#### Data records:
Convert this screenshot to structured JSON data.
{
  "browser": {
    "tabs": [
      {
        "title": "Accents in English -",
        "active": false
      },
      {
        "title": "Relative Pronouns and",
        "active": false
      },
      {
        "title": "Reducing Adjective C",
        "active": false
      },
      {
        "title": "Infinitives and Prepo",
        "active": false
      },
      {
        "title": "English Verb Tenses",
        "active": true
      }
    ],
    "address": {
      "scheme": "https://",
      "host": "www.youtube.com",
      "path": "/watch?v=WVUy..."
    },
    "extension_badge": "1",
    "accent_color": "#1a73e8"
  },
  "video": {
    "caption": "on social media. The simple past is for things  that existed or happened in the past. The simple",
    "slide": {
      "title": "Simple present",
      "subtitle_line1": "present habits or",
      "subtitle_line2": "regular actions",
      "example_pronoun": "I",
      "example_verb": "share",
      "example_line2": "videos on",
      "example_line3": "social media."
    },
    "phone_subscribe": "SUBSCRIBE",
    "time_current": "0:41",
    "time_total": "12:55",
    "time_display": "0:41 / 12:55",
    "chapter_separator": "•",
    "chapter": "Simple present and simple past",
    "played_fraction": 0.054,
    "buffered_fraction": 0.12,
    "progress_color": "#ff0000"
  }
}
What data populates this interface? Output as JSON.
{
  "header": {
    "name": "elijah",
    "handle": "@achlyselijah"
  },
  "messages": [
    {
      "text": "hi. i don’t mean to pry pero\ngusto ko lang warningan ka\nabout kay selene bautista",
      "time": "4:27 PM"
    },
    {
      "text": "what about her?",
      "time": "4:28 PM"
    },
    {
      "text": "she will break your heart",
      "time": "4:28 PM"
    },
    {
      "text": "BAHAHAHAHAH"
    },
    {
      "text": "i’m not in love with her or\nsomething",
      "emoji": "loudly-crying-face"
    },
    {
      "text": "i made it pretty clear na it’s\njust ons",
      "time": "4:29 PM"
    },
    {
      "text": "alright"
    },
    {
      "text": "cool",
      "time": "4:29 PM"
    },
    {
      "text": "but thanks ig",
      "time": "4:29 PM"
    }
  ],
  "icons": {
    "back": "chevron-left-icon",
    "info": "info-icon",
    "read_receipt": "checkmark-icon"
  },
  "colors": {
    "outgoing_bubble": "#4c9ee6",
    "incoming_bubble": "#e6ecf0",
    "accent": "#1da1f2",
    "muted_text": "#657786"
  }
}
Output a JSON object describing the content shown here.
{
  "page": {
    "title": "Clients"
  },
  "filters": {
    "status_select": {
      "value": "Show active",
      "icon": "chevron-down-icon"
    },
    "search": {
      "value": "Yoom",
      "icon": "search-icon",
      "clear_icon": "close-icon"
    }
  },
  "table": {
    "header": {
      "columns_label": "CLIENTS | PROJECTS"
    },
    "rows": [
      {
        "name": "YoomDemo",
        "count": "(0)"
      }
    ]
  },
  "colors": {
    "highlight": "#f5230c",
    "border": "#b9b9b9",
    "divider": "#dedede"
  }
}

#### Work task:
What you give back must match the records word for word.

#### Answer area:
Convert this screenshot to structured JSON data.
{
  "browser": {
    "tabs": [
      {
        "title": "Accents in English -",
        "active": false
      },
      {
        "title": "Relative Pronouns and",
        "active": false
      },
      {
        "title": "Reducing Adjective C",
        "active": false
      },
      {
        "title": "Infinitives and Prepo",
        "active": false
      },
      {
        "title": "English Verb Tenses",
        "active": true
      }
    ],
    "address": {
      "scheme": "https://",
      "host": "www.youtube.com",
      "path": "/watch?v=WVUy..."
    },
    "extension_badge": "1",
    "accent_color": "#1a73e8"
  },
  "video": {
    "caption": "on social media. The simple past is for things  that existed or happened in the past. The simple",
    "slide": {
      "title": "Simple present",
      "subtitle_line1": "present habits or",
      "subtitle_line2": "regular actions",
      "example_pronoun": "I",
      "example_verb": "share",
      "example_line2": "videos on",
      "example_line3": "social media."
    },
    "phone_subscribe": "SUBSCRIBE",
    "time_current": "0:41",
    "time_total": "12:55",
    "time_display": "0:41 / 12:55",
    "chapter_separator": "•",
    "chapter": "Simple present and simple past",
    "played_fraction": 0.054,
    "buffered_fraction": 0.12,
    "progress_color": "#ff0000"
  }
}
What data populates this interface? Output as JSON.
{
  "header": {
    "name": "elijah",
    "handle": "@achlyselijah"
  },
  "messages": [
    {
      "text": "hi. i don’t mean to pry pero\ngusto ko lang warningan ka\nabout kay selene bautista",
      "time": "4:27 PM"
    },
    {
      "text": "what about her?",
      "time": "4:28 PM"
    },
    {
      "text": "she will break your heart",
      "time": "4:28 PM"
    },
    {
      "text": "BAHAHAHAHAH"
    },
    {
      "text": "i’m not in love with her or\nsomething",
      "emoji": "loudly-crying-face"
    },
    {
      "text": "i made it pretty clear na it’s\njust ons",
      "time": "4:29 PM"
    },
    {
      "text": "alright"
    },
    {
      "text": "cool",
      "time": "4:29 PM"
    },
    {
      "text": "but thanks ig",
      "time": "4:29 PM"
    }
  ],
  "icons": {
    "back": "chevron-left-icon",
    "info": "info-icon",
    "read_receipt": "checkmark-icon"
  },
  "colors": {
    "outgoing_bubble": "#4c9ee6",
    "incoming_bubble": "#e6ecf0",
    "accent": "#1da1f2",
    "muted_text": "#657786"
  }
}
Output a JSON object describing the content shown here.
{
  "page": {
    "title": "Clients"
  },
  "filters": {
    "status_select": {
      "value": "Show active",
      "icon": "chevron-down-icon"
    },
    "search": {
      "value": "Yoom",
      "icon": "search-icon",
      "clear_icon": "close-icon"
    }
  },
  "table": {
    "header": {
      "columns_label": "CLIENTS | PROJECTS"
    },
    "rows": [
      {
        "name": "YoomDemo",
        "count": "(0)"
      }
    ]
  },
  "colors": {
    "highlight": "#f5230c",
    "border": "#b9b9b9",
    "divider": "#dedede"
  }
}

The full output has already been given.